══ Source data ══
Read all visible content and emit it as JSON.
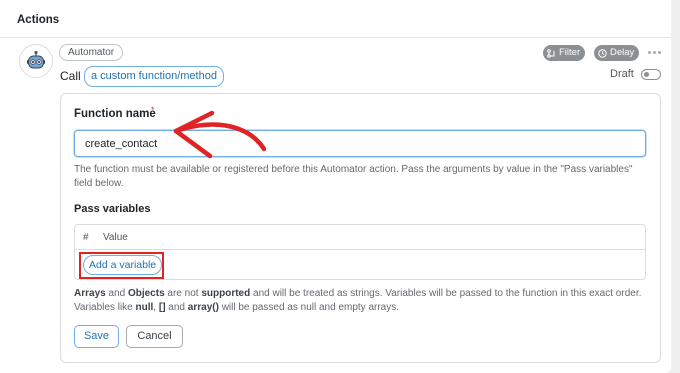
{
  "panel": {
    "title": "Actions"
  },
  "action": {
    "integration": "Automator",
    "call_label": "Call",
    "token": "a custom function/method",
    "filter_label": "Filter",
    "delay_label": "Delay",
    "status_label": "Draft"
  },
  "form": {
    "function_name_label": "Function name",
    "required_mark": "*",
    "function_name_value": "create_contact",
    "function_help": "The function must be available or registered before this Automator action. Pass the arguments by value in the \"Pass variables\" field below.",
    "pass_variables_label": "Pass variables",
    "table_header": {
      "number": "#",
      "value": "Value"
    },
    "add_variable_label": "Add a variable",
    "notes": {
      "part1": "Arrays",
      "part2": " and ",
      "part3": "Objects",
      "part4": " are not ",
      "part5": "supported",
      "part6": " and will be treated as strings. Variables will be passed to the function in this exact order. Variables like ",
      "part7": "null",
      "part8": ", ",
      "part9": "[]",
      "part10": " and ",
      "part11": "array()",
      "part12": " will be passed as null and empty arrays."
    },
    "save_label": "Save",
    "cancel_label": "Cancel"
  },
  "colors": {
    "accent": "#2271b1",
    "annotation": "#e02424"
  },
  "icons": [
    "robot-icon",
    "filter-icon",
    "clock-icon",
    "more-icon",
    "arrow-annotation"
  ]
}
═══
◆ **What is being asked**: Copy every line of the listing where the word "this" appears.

◆ **Written solution**:
    "function_help": "The function must be available or registered before this Automator action. Pass the arguments by value in the \"Pass variables\" field below.",
      "part6": " and will be treated as strings. Variables will be passed to the function in this exact order. Variables like ",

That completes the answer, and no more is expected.